-------- Available records --------

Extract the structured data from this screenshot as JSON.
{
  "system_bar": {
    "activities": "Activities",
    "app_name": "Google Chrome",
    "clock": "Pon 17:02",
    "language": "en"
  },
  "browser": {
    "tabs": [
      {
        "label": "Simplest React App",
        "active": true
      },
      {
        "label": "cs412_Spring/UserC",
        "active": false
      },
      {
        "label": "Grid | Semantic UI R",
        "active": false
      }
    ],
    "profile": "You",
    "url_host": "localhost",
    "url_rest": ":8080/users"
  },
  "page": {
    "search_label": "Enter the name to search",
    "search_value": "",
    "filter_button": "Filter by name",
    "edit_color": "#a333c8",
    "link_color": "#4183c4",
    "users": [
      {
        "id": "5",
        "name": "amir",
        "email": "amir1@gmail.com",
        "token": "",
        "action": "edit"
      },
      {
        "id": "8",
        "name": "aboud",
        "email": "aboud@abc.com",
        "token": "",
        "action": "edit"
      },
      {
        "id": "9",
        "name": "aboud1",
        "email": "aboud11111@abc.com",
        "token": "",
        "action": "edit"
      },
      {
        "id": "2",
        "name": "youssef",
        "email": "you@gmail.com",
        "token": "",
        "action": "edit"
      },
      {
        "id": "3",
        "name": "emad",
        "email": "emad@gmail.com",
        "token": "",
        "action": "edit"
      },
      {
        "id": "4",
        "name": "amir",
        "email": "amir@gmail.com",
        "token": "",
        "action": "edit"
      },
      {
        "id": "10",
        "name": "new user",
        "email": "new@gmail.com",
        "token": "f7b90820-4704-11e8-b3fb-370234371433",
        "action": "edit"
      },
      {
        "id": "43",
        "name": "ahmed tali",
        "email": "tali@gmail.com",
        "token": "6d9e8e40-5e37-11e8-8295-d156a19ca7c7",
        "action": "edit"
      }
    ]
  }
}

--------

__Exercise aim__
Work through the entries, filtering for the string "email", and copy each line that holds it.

__Answer__
        "email": "amir1@gmail.com",
        "email": "aboud@abc.com",
        "email": "aboud11111@abc.com",
        "email": "you@gmail.com",
        "email": "emad@gmail.com",
        "email": "amir@gmail.com",
        "email": "new@gmail.com",
        "email": "tali@gmail.com",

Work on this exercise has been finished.